Work to be completed:
Take every line in the entries that includes the word "JSON" and copy it.

Provided information:
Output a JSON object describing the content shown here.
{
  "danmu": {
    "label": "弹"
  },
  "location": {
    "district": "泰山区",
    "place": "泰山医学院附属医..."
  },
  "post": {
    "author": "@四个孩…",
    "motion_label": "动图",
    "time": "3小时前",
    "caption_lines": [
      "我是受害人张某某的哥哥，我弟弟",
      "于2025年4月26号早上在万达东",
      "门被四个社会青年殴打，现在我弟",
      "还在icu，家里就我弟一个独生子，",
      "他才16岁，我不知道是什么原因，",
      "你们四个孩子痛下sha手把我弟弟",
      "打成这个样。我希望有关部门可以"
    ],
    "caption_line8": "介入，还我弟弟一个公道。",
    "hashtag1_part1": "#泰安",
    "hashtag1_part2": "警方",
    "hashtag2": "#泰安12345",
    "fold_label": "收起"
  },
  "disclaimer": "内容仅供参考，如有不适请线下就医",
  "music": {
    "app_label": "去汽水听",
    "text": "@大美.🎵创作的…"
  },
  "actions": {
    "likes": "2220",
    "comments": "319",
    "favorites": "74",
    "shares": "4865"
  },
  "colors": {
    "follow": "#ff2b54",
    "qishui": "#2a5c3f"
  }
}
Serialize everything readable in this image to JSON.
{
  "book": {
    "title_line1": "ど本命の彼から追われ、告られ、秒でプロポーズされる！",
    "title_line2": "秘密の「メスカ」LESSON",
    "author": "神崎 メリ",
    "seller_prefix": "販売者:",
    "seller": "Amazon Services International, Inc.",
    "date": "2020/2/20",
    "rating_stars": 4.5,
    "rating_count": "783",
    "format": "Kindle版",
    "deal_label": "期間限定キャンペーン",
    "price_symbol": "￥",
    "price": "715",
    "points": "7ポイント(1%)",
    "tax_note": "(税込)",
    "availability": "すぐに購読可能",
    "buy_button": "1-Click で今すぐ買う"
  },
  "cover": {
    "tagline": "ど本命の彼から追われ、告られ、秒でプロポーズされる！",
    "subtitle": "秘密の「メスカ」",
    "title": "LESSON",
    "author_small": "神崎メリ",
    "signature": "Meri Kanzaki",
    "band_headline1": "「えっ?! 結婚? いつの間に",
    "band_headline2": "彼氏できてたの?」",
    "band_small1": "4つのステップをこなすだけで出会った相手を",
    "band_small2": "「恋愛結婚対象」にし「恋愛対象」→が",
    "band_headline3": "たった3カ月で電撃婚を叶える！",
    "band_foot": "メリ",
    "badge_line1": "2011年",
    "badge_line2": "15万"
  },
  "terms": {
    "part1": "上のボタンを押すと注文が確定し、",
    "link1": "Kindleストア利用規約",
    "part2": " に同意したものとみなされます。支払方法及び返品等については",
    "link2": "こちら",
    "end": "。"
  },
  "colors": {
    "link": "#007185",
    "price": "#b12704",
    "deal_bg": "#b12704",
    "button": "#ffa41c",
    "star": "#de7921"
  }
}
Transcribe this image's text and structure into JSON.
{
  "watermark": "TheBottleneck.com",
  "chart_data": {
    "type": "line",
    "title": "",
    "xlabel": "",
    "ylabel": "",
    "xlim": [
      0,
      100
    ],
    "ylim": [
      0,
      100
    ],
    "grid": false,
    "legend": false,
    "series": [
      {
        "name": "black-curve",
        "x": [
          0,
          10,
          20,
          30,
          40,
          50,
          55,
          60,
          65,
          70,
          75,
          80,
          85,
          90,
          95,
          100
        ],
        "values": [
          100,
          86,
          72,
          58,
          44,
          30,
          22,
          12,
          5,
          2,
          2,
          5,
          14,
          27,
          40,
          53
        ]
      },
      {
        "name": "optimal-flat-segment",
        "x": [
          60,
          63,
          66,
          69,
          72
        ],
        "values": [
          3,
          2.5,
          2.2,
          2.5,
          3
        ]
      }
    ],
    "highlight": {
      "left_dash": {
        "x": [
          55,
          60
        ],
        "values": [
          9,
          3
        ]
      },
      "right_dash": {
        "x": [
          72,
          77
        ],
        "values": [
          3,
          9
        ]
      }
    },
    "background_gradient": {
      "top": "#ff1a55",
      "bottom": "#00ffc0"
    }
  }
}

Response area:
Output a JSON object describing the content shown here.
Serialize everything readable in this image to JSON.
Transcribe this image's text and structure into JSON.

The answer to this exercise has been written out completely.